• ASSIGNMENT: Every record is to be printed exactly as written, and any picture in it is skipped.

• DATA IN THIS EXERCISE:

▬▬▬

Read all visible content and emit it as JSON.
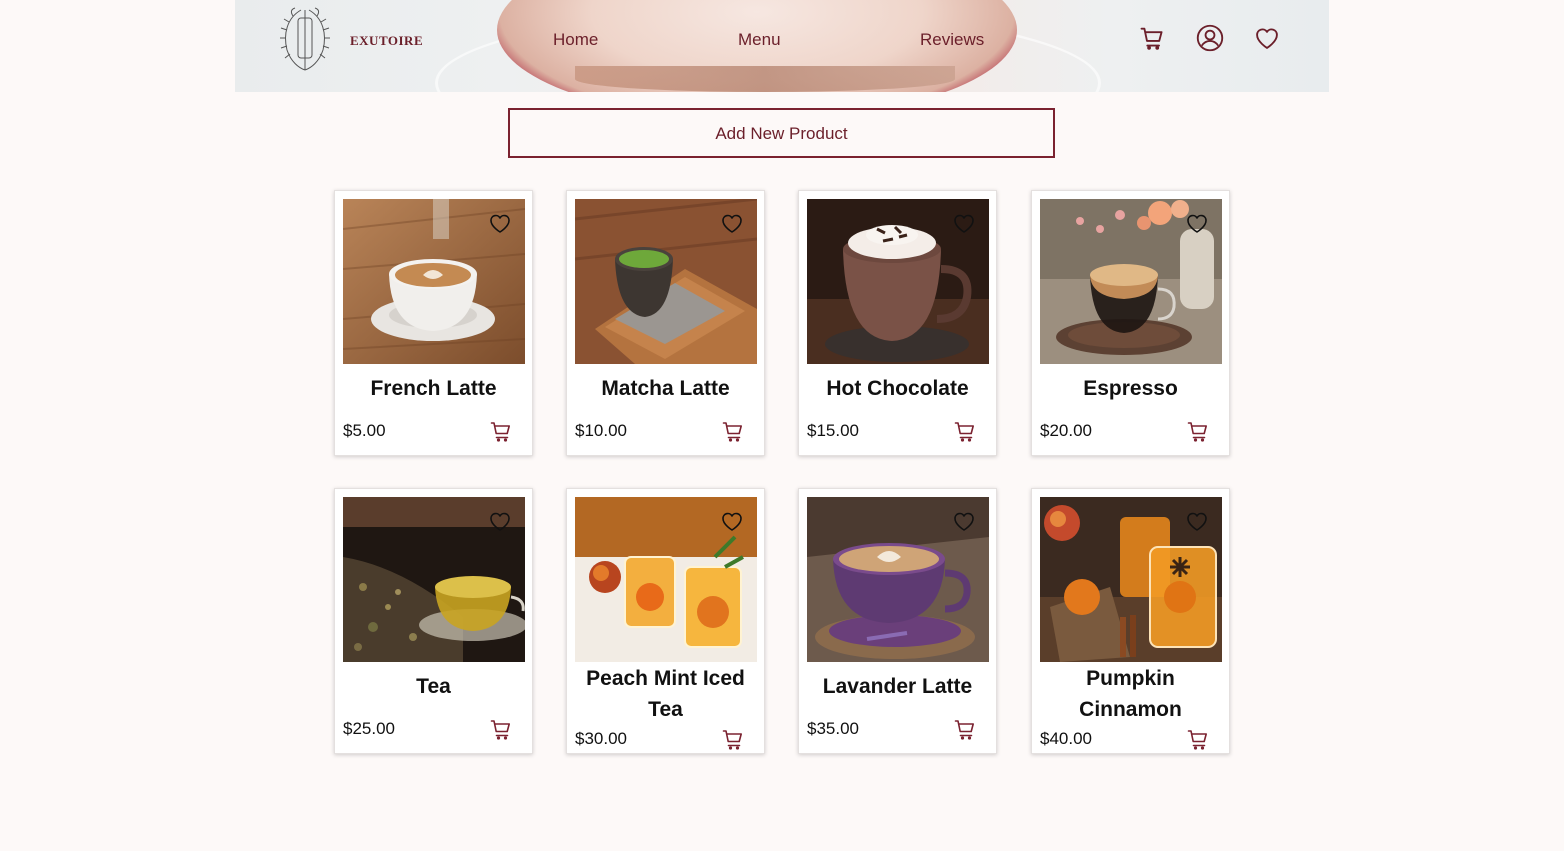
{
  "header": {
    "brand": "EXUTOIRE",
    "nav": [
      {
        "label": "Home"
      },
      {
        "label": "Menu"
      },
      {
        "label": "Reviews"
      }
    ],
    "icons": [
      "cart-icon",
      "user-icon",
      "heart-icon"
    ]
  },
  "actions": {
    "add_product_label": "Add New Product"
  },
  "colors": {
    "accent": "#7b2230",
    "background": "#fdf9f8",
    "card": "#ffffff"
  },
  "products": [
    {
      "name": "French Latte",
      "price": "$5.00"
    },
    {
      "name": "Matcha Latte",
      "price": "$10.00"
    },
    {
      "name": "Hot Chocolate",
      "price": "$15.00"
    },
    {
      "name": "Espresso",
      "price": "$20.00"
    },
    {
      "name": "Tea",
      "price": "$25.00"
    },
    {
      "name": "Peach Mint Iced Tea",
      "price": "$30.00"
    },
    {
      "name": "Lavander Latte",
      "price": "$35.00"
    },
    {
      "name": "Pumpkin Cinnamon",
      "price": "$40.00"
    }
  ]
}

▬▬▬

• RESULT:
Read all visible content and emit it as JSON.
{
  "header": {
    "brand": "EXUTOIRE",
    "nav": [
      {
        "label": "Home"
      },
      {
        "label": "Menu"
      },
      {
        "label": "Reviews"
      }
    ],
    "icons": [
      "cart-icon",
      "user-icon",
      "heart-icon"
    ]
  },
  "actions": {
    "add_product_label": "Add New Product"
  },
  "colors": {
    "accent": "#7b2230",
    "background": "#fdf9f8",
    "card": "#ffffff"
  },
  "products": [
    {
      "name": "French Latte",
      "price": "$5.00"
    },
    {
      "name": "Matcha Latte",
      "price": "$10.00"
    },
    {
      "name": "Hot Chocolate",
      "price": "$15.00"
    },
    {
      "name": "Espresso",
      "price": "$20.00"
    },
    {
      "name": "Tea",
      "price": "$25.00"
    },
    {
      "name": "Peach Mint Iced Tea",
      "price": "$30.00"
    },
    {
      "name": "Lavander Latte",
      "price": "$35.00"
    },
    {
      "name": "Pumpkin Cinnamon",
      "price": "$40.00"
    }
  ]
}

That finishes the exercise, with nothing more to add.